Task instructions: Images are to be excluded, and the rest of the data repeated exactly.

Material for the task:

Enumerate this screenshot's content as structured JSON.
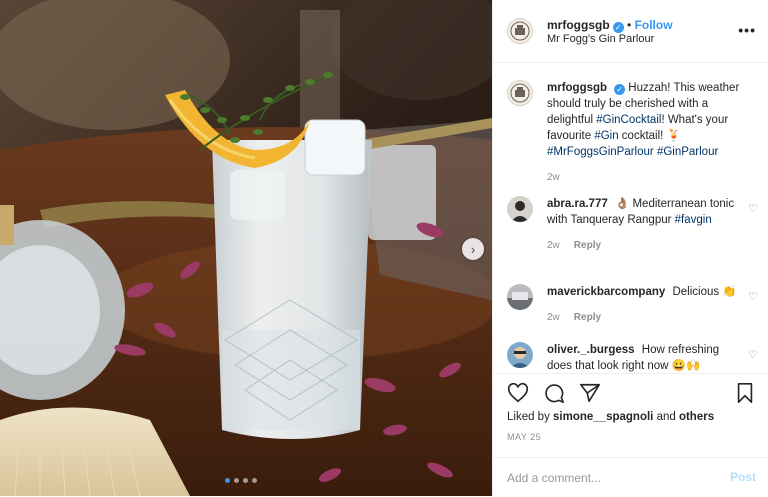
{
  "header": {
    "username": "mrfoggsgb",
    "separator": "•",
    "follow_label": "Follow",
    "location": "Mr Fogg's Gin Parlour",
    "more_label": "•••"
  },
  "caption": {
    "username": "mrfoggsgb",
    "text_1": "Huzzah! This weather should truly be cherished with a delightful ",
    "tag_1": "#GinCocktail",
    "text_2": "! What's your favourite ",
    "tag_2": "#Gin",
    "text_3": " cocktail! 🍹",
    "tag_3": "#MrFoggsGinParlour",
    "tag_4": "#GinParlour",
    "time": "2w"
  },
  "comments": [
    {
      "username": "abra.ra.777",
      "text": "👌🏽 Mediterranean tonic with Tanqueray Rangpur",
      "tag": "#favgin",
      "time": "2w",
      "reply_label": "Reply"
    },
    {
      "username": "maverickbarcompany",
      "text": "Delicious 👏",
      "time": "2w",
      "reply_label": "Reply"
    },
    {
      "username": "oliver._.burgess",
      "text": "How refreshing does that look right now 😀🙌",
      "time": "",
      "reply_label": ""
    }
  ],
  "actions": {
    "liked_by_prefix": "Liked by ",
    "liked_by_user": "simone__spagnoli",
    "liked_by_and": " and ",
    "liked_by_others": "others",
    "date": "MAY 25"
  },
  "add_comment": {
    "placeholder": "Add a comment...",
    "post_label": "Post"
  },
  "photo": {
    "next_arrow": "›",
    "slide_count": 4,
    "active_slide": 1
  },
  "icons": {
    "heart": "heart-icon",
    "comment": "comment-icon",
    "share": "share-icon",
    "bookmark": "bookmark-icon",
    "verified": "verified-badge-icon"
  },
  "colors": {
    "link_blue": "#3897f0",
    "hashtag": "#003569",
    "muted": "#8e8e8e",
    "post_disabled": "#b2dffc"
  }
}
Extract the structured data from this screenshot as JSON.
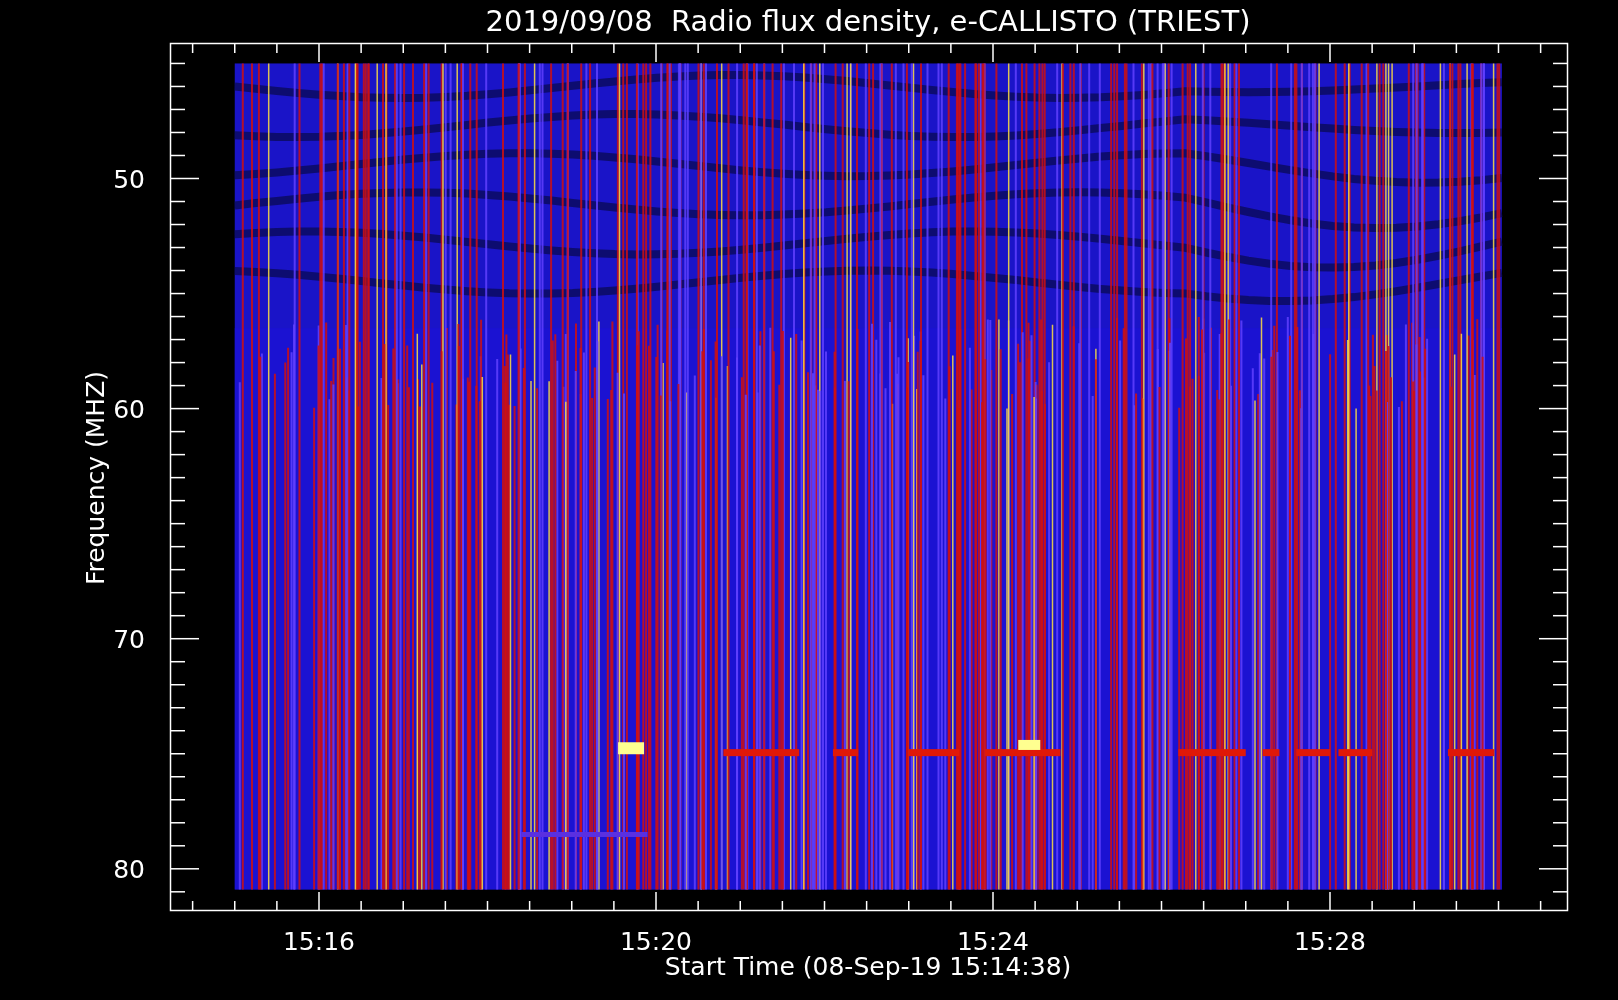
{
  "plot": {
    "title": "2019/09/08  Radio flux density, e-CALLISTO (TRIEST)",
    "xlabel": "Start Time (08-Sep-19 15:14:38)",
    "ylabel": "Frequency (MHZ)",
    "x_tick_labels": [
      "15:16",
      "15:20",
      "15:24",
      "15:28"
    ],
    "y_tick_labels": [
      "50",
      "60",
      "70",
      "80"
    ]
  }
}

Response area:
Enumerate this screenshot's content as structured JSON.
{
  "header": {
    "username": "mrfoggsgb",
    "separator": "•",
    "follow_label": "Follow",
    "location": "Mr Fogg's Gin Parlour",
    "more_label": "•••"
  },
  "caption": {
    "username": "mrfoggsgb",
    "text_1": "Huzzah! This weather should truly be cherished with a delightful ",
    "tag_1": "#GinCocktail",
    "text_2": "! What's your favourite ",
    "tag_2": "#Gin",
    "text_3": " cocktail! 🍹",
    "tag_3": "#MrFoggsGinParlour",
    "tag_4": "#GinParlour",
    "time": "2w"
  },
  "comments": [
    {
      "username": "abra.ra.777",
      "text": "👌🏽 Mediterranean tonic with Tanqueray Rangpur",
      "tag": "#favgin",
      "time": "2w",
      "reply_label": "Reply"
    },
    {
      "username": "maverickbarcompany",
      "text": "Delicious 👏",
      "time": "2w",
      "reply_label": "Reply"
    },
    {
      "username": "oliver._.burgess",
      "text": "How refreshing does that look right now 😀🙌",
      "time": "",
      "reply_label": ""
    }
  ],
  "actions": {
    "liked_by_prefix": "Liked by ",
    "liked_by_user": "simone__spagnoli",
    "liked_by_and": " and ",
    "liked_by_others": "others",
    "date": "MAY 25"
  },
  "add_comment": {
    "placeholder": "Add a comment...",
    "post_label": "Post"
  },
  "photo": {
    "next_arrow": "›",
    "slide_count": 4,
    "active_slide": 1
  },
  "icons": {
    "heart": "heart-icon",
    "comment": "comment-icon",
    "share": "share-icon",
    "bookmark": "bookmark-icon",
    "verified": "verified-badge-icon"
  },
  "colors": {
    "link_blue": "#3897f0",
    "hashtag": "#003569",
    "muted": "#8e8e8e",
    "post_disabled": "#b2dffc"
  }
}
Extract the structured data from this screenshot as JSON.
{
  "plot": {
    "title": "2019/09/08  Radio flux density, e-CALLISTO (TRIEST)",
    "xlabel": "Start Time (08-Sep-19 15:14:38)",
    "ylabel": "Frequency (MHZ)",
    "x_tick_labels": [
      "15:16",
      "15:20",
      "15:24",
      "15:28"
    ],
    "y_tick_labels": [
      "50",
      "60",
      "70",
      "80"
    ]
  }
}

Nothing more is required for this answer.